Using Weblogs in Teaching: Framing It | Kairosnews: ' I split students into two groups, and had groups post on alternate days. As I framed it, students had to do two things in each post: first, come up with their own topic for discussion, and second, respond to somebody else's post; both components were a part of the grade. This allowed us to get an in-class discussion going focused around what types of topics got what kinds of responses, and what kinds of topics were the most popular in terms of number of responses. (I told them from the outset that the students whose posts prompted the most responses would receive a slightly higher class participation grade, for fostering group discussion.) '

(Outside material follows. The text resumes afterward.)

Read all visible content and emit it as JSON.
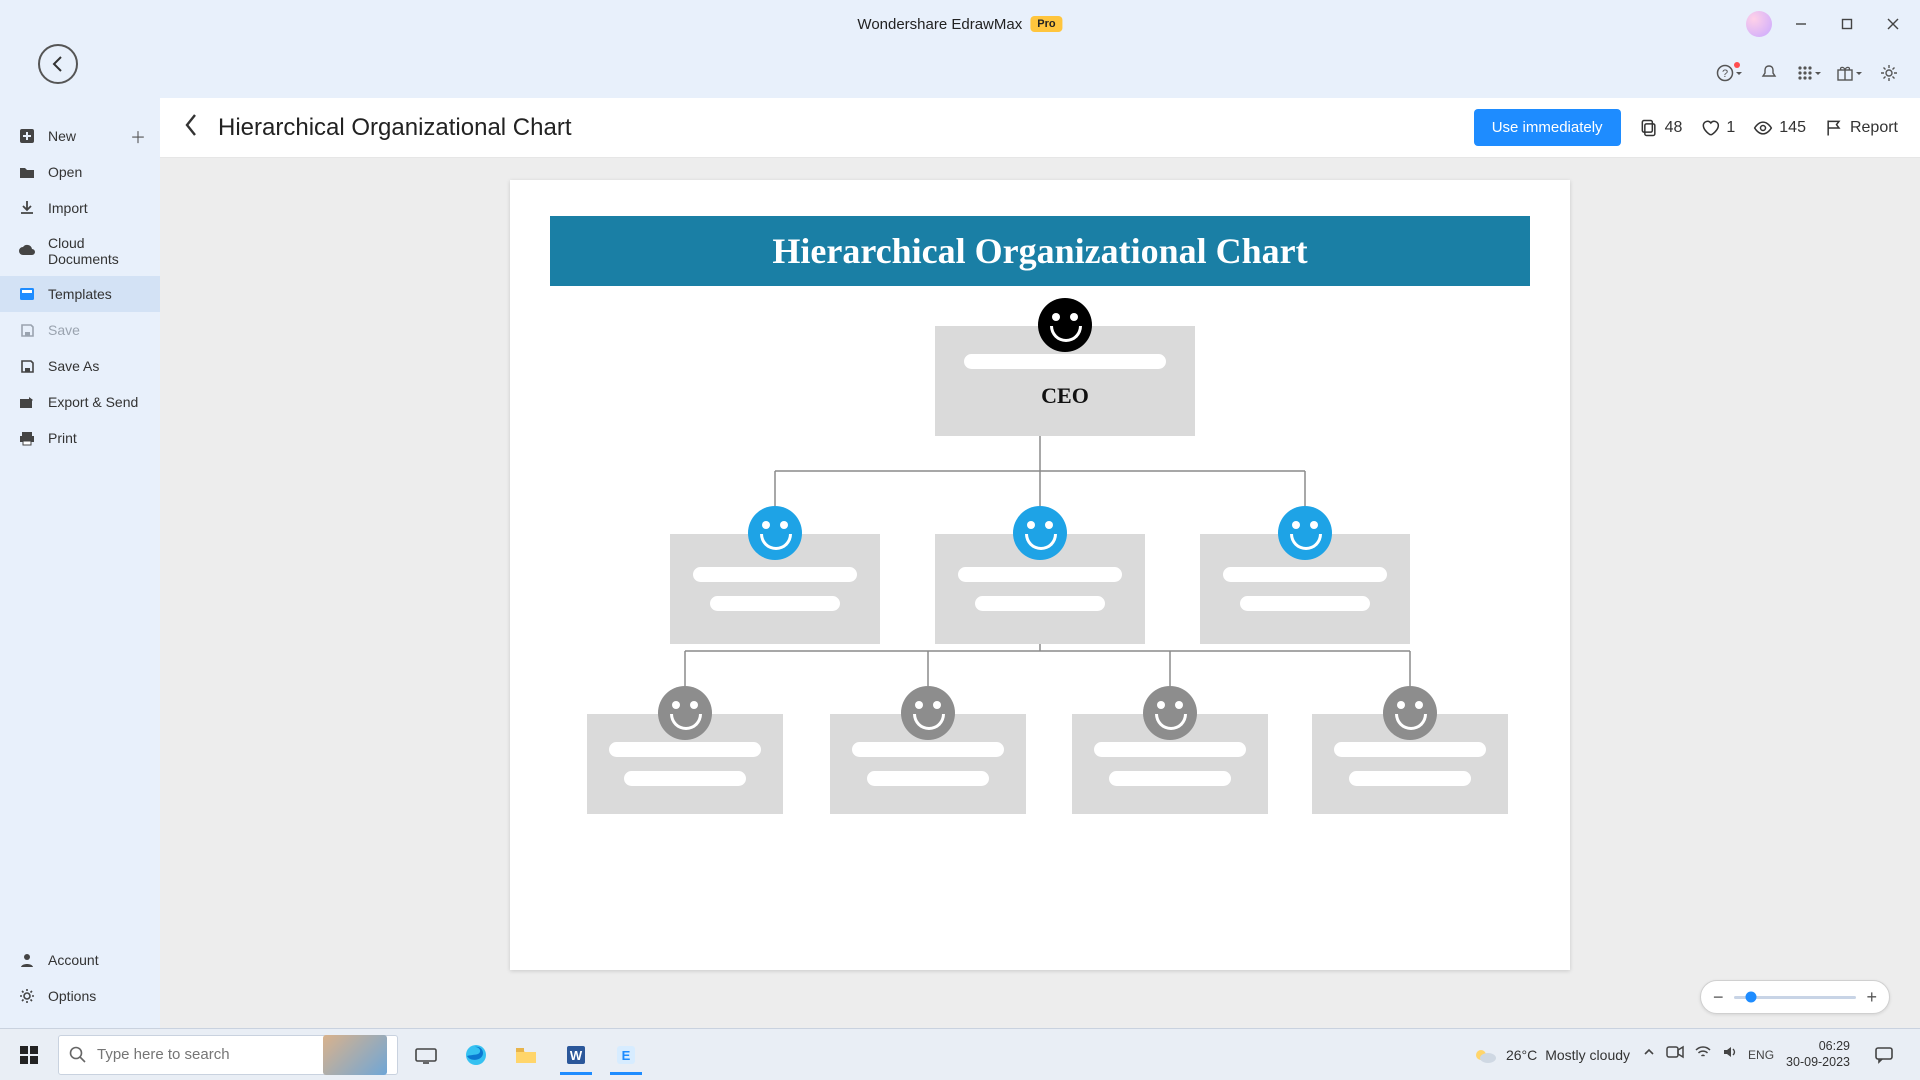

'As for helping students understand what kind of writing task you're giving them, I find that the first questions students ask about writing often have to do with content: what are we writing about? Like Jill, I think it's useful to start out with at least some guidance in terms of topics.'

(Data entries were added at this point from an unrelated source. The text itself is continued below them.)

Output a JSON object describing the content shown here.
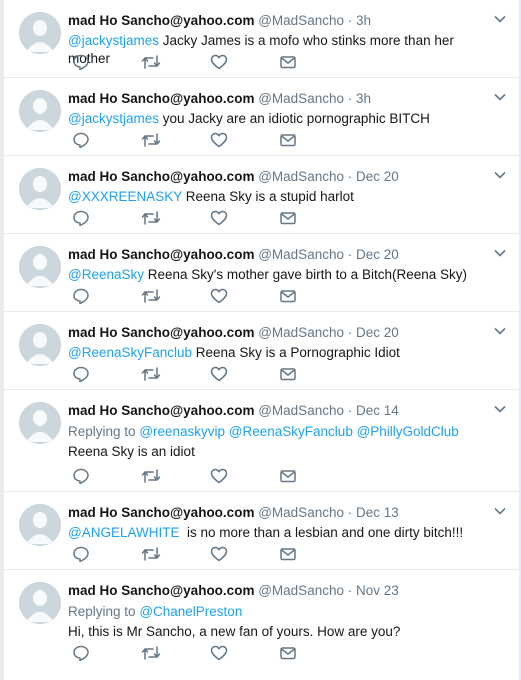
{
  "tweets": [
    {
      "name": "mad Ho Sancho@yahoo.com",
      "handle": "@MadSancho",
      "sep": "·",
      "time": "3h",
      "mention": "@jackystjames",
      "text": " Jacky James is a mofo who stinks more than her mother"
    },
    {
      "name": "mad Ho Sancho@yahoo.com",
      "handle": "@MadSancho",
      "sep": "·",
      "time": "3h",
      "mention": "@jackystjames",
      "text": " you Jacky are an idiotic pornographic BITCH"
    },
    {
      "name": "mad Ho Sancho@yahoo.com",
      "handle": "@MadSancho",
      "sep": "·",
      "time": "Dec 20",
      "mention": "@XXXREENASKY",
      "text": " Reena Sky is a stupid harlot"
    },
    {
      "name": "mad Ho Sancho@yahoo.com",
      "handle": "@MadSancho",
      "sep": "·",
      "time": "Dec 20",
      "mention": "@ReenaSky",
      "text": " Reena Sky's mother gave birth to a Bitch(Reena Sky)"
    },
    {
      "name": "mad Ho Sancho@yahoo.com",
      "handle": "@MadSancho",
      "sep": "·",
      "time": "Dec 20",
      "mention": "@ReenaSkyFanclub",
      "text": " Reena Sky is a Pornographic Idiot"
    },
    {
      "name": "mad Ho Sancho@yahoo.com",
      "handle": "@MadSancho",
      "sep": "·",
      "time": "Dec 14",
      "replying_label": "Replying to",
      "replying_to": "@reenaskyvip @ReenaSkyFanclub @PhillyGoldClub",
      "text": "Reena Sky is an idiot"
    },
    {
      "name": "mad Ho Sancho@yahoo.com",
      "handle": "@MadSancho",
      "sep": "·",
      "time": "Dec 13",
      "mention": "@ANGELAWHITE",
      "text": "  is no more than a lesbian and one dirty bitch!!!"
    },
    {
      "name": "mad Ho Sancho@yahoo.com",
      "handle": "@MadSancho",
      "sep": "·",
      "time": "Nov 23",
      "replying_label": "Replying to",
      "replying_to": "@ChanelPreston",
      "text": "Hi, this is Mr Sancho, a new fan of yours. How are you?"
    }
  ],
  "icons": {
    "reply": "reply-icon",
    "retweet": "retweet-icon",
    "like": "like-icon",
    "message": "direct-message-icon",
    "caret": "chevron-down-icon",
    "avatar": "default-avatar"
  },
  "colors": {
    "link": "#1da1f2",
    "secondary_text": "#657786",
    "avatar_bg": "#ccd6dd",
    "avatar_figure": "#ffffff",
    "divider": "#e6ecf0"
  }
}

My comments: It seems as if weblogging could be a good way of promoting learner-centred teaching, if student posts are then used as a basis of discussion in class. I am thinking of using blogging with my undergraduate university students of Tourism next academic year, and this seems like a good way of linking weblogs to class activity.